With the arrival of summer, it’s time to strap in and do some work in the garden. In the vegetable patch, it’s time to thin out the extra plants that are crowding each other. In addition to carrots and beets, others such as rutabagas, kohlrabi and parsnips that are grown by seed in the ground may require thinning.
Carrot seeds are tiny, so we don’t often plant them one by one. Instead, we tend to sprinkle them on and – by gum – most of them grow. I maintain that carrot thinning must occur by July 4th, so get to work. If they are very close together, you can use scissors to cut the extras at ground level to avoid ripping out the carrots you are trying to save.
I like to be efficient in everything I do, and that includes keeping a garden relatively weed-free. Many weeds mature quickly, flower and set seed. Your job is to keep them from producing seeds or crowding out your plants.
One way to control weeds is to prevent them from getting the sunlight they need to grow.
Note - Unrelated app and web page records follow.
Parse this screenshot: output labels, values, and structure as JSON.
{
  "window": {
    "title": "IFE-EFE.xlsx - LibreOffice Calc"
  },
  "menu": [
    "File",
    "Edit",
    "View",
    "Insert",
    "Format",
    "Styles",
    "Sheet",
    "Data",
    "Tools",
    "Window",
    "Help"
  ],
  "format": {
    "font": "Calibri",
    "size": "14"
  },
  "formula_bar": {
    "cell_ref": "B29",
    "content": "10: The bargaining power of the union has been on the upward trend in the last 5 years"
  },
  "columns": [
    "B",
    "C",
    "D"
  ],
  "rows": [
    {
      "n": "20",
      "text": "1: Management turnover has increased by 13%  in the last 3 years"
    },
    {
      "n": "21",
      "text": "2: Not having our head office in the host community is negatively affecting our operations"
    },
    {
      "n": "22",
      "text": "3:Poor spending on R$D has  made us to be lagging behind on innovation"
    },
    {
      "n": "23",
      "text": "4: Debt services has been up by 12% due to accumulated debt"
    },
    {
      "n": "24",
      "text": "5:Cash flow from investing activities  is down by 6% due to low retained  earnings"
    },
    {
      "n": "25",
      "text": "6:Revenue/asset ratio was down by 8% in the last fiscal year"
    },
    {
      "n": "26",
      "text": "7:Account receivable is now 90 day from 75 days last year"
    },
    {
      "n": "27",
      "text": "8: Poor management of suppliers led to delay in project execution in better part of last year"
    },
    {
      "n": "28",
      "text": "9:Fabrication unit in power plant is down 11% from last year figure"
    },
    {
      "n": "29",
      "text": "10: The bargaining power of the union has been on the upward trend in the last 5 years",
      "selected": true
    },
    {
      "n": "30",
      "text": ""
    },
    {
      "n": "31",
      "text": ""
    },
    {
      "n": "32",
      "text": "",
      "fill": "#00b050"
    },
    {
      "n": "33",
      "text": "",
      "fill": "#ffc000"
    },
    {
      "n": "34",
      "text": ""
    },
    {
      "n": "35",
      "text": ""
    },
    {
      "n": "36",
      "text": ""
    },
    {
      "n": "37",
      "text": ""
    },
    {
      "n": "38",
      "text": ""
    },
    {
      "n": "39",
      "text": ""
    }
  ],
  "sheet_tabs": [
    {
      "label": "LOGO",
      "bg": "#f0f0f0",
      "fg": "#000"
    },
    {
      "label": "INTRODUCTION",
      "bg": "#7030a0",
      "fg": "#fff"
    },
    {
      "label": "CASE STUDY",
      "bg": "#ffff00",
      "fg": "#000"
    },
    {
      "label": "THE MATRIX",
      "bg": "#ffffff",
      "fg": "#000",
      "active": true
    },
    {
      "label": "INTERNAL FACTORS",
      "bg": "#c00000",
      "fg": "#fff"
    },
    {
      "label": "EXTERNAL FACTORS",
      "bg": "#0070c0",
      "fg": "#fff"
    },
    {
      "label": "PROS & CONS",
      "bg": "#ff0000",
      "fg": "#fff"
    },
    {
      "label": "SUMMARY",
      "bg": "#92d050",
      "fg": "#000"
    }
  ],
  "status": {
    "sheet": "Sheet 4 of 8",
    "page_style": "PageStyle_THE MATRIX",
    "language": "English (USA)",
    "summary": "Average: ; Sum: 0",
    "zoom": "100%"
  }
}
You can do this by mulching. I spread newspapers on the ground and cover them with straw, hay or leaves. Four to six pages of newspaper keep light out and inhibit weeds. Three or four inches of straw will hold the papers in place. Earthworms eat the paper in the summer, and newsprint is made with soy-based inks, so you’re not adding heavy metals to your soil (which was the case years ago ).
This method works well on walkways and around large vegetable garden plants, but is more problematic for onions and carrots which are small and closer together. I use grass clippings or chopped leaves, without the newspaper, around small plants.
Mulching in the flower garden is good too. It retains weeds and retains moisture. But beware: too much mulch can prevent rain from reaching the roots of your perennials. An inch or two of ground bark helps a lot, but 3 or 4 inches will prevent quick showers from bringing water to your plants.
Some gardeners use landscape fabric under the bark mulch, but I usually don’t. I find that pernicious weeds end up sending roots through the woven fabric, which makes weeding very difficult. Landscape fabric can also constrict perennials as they grow over time, smothering them.
What about plain old black plastic? I do not use. Sunshine breaks it down over time and makes a mess. It also prevents air and water from entering the soil, which must affect soil microorganisms. Also, the plastic ends up in the waste stream, which I want to avoid.
This is the time to prune lilacs, forsythias and other trees and shrubs that bloom in spring and early summer. They set their buds for the next spring in summer, so if you wait until fall to prune, you will reduce the number of flowers. But don’t grab a hedge trimmer and just zoom in a foot or two. Make every cut thoughtfully.
I start by deciding on the perfect height and shape for the shrub. I recently reduced the height of some lilacs from 12 feet or more to about eight more manageable feet. I cut each stem where two branches meet. If you cut a branch in a random place, the branch may not heal well. It heals best where two branches meet. Try to hide your cuts by cutting larger branches in places where foliage from other branches will obscure your surgery.
You can also trim tall, fall-blooming perennials by a third to delay flowering and create shorter plants. It’s best to do this in mid-May, but it’s not too late. Sometimes I’ll cut the outer stems off a large clump and leave the center stems full length. It gives me a longer bloom time and the lower stems help support the higher stems.
Be warned: not all perennials will flower if you prune them. I wouldn’t do this for peonies or irises, for example, but something like an aster will respond well. Experiment with a few plants at first. Better yet, read Tracy DiSabato Aust’s book, “The Well Tended Perennial Garden: Planting and Pruning Techniques.” It contains detailed advice for the most common garden plants.
If we have a dry summer, you may need to water. Established perennials shouldn’t need added water, but your vegetable patch might. I don’t favor overhead sprinklers because they water everything: plants, paths and weeds. I prefer a sprinkler wand, which is a device that I attach to my hose. This is a 30 inch aluminum wand with a sprinkler head and valve. I can direct the water exactly where I want it. I like a brand called Dramm because the sprinkler head provides quick and gentle watering.
Watering cans are good too. They allow you to see how much water you are applying. This is important for new trees, which need about 5 gallons per week. A sprinkler may seem to provide a lot of water, but it may not.
A sprinkler timer will provide water while you are on vacation. They attach to your faucet and allow you to use an overhead sprinkler or soaker hose. So don’t let your garden dictate your holiday schedule. With mulch and a sprinkler system, you can come home from vacation with nothing worse than a lawn to mow!